Parents need to know that this movie focuses on a musician's depressed final days, and he shoots himself at the end, in a sequence featuring images recalling Kurt Cobain's suicide (based on widely circulated police and press photos). Characters use drugs, drink, smoke, and curse casually and frequently (including the "f--k"). The movie contains some sexual imagery and references (a girl in her underwear, two young men having sex, two girls dancing, a male character wearing a slip), and sexual slang. A young man urinates into a river (his back to the camera), carries a shotgun through his house, and passes out more than once. He also appears as a ghost, nude, emerging from and ascending from the corpse of his unhappy self.

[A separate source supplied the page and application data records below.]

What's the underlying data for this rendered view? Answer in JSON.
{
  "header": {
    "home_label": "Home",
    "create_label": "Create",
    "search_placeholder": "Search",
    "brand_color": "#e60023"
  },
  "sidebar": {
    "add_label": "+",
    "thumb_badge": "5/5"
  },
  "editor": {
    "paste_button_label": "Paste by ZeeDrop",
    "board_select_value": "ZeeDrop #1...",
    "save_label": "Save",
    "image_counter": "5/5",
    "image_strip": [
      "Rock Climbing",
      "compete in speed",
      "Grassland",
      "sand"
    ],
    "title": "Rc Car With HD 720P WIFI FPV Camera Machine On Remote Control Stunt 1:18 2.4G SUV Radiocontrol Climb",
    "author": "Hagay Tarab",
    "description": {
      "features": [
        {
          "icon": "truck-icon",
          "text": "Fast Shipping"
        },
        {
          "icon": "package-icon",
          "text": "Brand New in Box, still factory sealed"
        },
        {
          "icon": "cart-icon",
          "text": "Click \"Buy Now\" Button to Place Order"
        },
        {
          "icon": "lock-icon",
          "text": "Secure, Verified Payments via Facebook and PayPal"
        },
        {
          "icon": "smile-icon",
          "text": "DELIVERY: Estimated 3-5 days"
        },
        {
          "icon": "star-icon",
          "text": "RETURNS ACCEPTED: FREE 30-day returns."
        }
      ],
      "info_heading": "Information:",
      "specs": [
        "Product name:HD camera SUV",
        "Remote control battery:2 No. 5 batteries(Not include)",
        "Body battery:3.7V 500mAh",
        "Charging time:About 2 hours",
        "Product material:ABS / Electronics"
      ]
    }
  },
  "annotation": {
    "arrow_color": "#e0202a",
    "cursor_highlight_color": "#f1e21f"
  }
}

  • Families can talk about this film's representation of depression and celebrity. While Blake is surely feeling isolated and despondent, his friends and associates are unable or unwilling to take his depression seriously. How is Blake's melancholy represented in allusive, even poetic, images? How does the film show his rejection of commercial interests, as embodied by other characters, like his manager, bandmates, or hangers-on?

The good stuff
  • message true0

    Messages: Rock musicians and hangers-on are rude, do drugs, and have sex; one character kills himself in the end.

What to watch for
  • violence false3

    Violence: Suicide by shotgun implied at end, body seen (in photos that recall Cobain's death), but act is not.

  • sex false3

    Sex: Brief nudity, two girls dancing, two boys kissing in bed.

  • language false3

    Language: Very little dialogue, but some use of curse words, including f-word.

  • consumerism false0

    Consumerism: Cocoa Rice Krispies, generic mac and cheese.

  • drugsalcoholtobacco false5

    Drinking, drugs and smoking: Characters drink, smoke, and take drugs, though the last occurs mostly off-screen, with effects (stumbling, slurring words) visible.